Masked man

February 6, 2006

Adopting the approach of most movies made about the life of the notorious pleasure seeker, Lasse Hallström’s Casanova isn’t a biography but a free-form embellishment. It treats Casanova as a legend, a symbol—like Zorro. Though he’s celebrated for his sexual conquests in his city—the lush, candied Venice of the mid-18th century—few people actually recognize Casanova (Heath Ledger) on sight, though many claim to. When he stops on the street to watch himself represented in a puppet show, a man observes that the figure on the miniature stage is Casanova to the very life. “I know him well,” the stranger assures Casanova with a canny chuckle.

Hallström has seized on the idea of a man who gains fame in a world before media—that is, a world where no one’s face is famous—and made an intricate farce in which almost everyone is masked. The plot is an ingeniously tangled lark. The doge of Venice (Tim McInnerny) is simpatico with Casanova, but he can save him from being imprisoned for licentiousness only if Casanova marries a respectable woman. So Casanova courts a beautiful maiden who is less proper than she seems.

Then he becomes smitten with Francesca Bruni (Sienna Miller), an outspoken intellectual who is put off by Casanova’s conduct. So he plays a double game and pretends to be Signor Salvato. When the enormous lard magnate Paprizzio (Oliver Platt), to whom Francesca has become engaged sight unseen in order to rescue her family from bankruptcy, comes to town, “Salvato” plays host to him, keeping him at home—ostensibly to help him slim down before he meets his bride—while he switches masks. Claiming now that he is Paprizzio, Casanova courts the firm-willed Francesca by professing to admire her favorite philosopher, Bernardo Guardi. In fact, Francesca herself is Guardi; she’s paid an illiterate drunkard (Philip Davis) to let her use his name for her publications. These charades take on added suspense when Bishop Pucci (Jeremy Irons), the most infamous of the pope’s inquisitors, appears to hunt down Guardi and Casanova, both of whom he considers dangerous heretics.
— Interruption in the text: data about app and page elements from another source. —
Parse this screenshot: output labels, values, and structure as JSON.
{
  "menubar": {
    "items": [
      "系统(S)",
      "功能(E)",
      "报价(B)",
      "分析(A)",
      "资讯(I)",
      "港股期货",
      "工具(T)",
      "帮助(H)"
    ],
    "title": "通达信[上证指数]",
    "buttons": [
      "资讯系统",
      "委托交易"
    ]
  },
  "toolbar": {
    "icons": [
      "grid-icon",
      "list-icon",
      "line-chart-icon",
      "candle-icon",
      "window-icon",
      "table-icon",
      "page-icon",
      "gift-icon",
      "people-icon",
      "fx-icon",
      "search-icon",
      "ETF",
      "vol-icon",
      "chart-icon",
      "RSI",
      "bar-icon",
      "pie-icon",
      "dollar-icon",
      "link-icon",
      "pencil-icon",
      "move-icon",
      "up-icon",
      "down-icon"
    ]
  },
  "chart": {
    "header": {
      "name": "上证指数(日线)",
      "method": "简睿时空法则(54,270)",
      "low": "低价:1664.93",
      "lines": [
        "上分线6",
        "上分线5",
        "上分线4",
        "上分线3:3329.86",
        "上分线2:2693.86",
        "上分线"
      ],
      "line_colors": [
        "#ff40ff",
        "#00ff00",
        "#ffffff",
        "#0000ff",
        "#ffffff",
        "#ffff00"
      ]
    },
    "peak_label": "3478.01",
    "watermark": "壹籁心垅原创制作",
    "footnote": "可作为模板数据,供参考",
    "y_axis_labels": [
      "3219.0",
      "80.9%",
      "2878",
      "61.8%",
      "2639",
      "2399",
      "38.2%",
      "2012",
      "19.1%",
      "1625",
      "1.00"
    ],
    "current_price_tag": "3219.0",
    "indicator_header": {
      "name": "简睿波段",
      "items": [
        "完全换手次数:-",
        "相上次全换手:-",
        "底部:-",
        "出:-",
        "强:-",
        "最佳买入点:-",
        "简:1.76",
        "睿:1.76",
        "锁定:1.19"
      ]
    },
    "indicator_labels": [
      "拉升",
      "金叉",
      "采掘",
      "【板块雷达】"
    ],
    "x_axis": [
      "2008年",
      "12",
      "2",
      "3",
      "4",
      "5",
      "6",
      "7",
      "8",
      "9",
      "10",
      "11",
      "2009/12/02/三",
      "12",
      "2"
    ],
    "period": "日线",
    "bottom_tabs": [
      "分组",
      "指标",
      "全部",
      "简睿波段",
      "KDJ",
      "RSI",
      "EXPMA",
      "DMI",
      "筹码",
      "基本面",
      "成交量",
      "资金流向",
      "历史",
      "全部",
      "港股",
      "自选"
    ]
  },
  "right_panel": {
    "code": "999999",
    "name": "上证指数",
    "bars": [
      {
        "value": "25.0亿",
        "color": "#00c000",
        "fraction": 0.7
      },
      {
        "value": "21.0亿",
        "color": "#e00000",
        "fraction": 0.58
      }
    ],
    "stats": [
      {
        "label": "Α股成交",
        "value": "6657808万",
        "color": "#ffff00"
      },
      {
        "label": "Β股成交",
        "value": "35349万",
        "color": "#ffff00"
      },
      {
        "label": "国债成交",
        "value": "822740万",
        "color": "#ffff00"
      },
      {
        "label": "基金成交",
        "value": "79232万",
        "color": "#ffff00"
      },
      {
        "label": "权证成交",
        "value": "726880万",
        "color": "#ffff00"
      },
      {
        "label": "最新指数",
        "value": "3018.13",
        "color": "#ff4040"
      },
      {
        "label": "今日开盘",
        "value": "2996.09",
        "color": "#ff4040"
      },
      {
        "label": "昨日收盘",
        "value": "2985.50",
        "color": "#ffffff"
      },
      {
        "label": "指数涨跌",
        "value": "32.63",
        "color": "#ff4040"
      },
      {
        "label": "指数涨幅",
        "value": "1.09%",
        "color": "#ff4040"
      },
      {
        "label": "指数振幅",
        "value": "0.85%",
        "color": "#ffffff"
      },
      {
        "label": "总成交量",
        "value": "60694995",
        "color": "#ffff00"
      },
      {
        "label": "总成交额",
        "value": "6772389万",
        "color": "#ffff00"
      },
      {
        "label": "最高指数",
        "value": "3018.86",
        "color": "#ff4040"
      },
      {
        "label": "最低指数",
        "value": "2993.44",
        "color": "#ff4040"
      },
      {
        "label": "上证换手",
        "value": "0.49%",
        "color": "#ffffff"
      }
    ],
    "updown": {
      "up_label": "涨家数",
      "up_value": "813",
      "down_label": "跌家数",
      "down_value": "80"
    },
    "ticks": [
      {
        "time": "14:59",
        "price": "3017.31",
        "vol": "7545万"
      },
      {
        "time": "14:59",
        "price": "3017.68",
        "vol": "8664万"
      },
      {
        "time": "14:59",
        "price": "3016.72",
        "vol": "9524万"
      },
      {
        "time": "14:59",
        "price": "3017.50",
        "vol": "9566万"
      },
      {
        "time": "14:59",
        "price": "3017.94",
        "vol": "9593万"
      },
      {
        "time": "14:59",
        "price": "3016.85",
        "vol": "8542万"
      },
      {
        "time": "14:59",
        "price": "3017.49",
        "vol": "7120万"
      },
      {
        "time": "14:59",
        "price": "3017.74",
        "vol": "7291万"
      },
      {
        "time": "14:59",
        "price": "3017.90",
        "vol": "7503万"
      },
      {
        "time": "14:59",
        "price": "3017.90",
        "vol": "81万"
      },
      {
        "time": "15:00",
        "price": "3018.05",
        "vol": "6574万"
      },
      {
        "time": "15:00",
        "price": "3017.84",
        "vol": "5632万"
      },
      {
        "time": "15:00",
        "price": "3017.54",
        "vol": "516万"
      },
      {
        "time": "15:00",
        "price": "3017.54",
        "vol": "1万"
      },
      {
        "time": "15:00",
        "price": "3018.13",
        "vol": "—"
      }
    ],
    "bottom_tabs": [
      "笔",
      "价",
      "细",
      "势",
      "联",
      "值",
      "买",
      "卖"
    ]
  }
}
Jeffrey Hatcher, one of the film’s screenwriters, loves gender-bending and other kinds of mistaken identity, and the script he and Kimberly Simi have concocted (from a story by Simi and Michael Cristofer) keeps finding ways to extend the masque. It would spoil the fun to reveal too much. Let’s just say that there’s a clever 11th-hour rescue and that the filmmakers return to the framing story—Casanova, at the end of his life, completing his memoirs—in a most unexpected manner. And the plot further plays with the mask motif by having the formidable merchant Paprizzio invent advertising, a development that leads directly to the identification of the elusive Casanova.

As Victoria, the fiancée whom Casanova settles on—and the object of the longtime adoration of Francesca’s younger brother Giovanni (Charlie Cox)—Natalie Dormer has the pampered pink-and-gold delicacy of a figure in a Fragonard painting. The movie is stocked with beauty of all types, not just among the women but also in the production design, costumes and the cinematography. The images are superbly composed, and some of them—an embossed gondola lit up by carnival fireworks, a hot air balloon floating up into the inky night sky—are magical.

As Casanova, Ledger is a handsome cipher, but he’s surrounded by players so deft that you hardly notice. Platt and Irons (whose death’s-head face has rarely been used so wittily) are hilarious. As Casanova’s impeccable manservant, Omid Djalili combines finicky propriety with a Sancho Panza–like plainspokenness, a talent for improvisation and a soupçon of lust. Cox is delightful as a young man who trades innocence for experience without altering the wonderstruck look in his eye.

The movie is sexy, gorgeous and as benign as a fairy tale: true love wins out and fate smiles on the courageous and the faithful.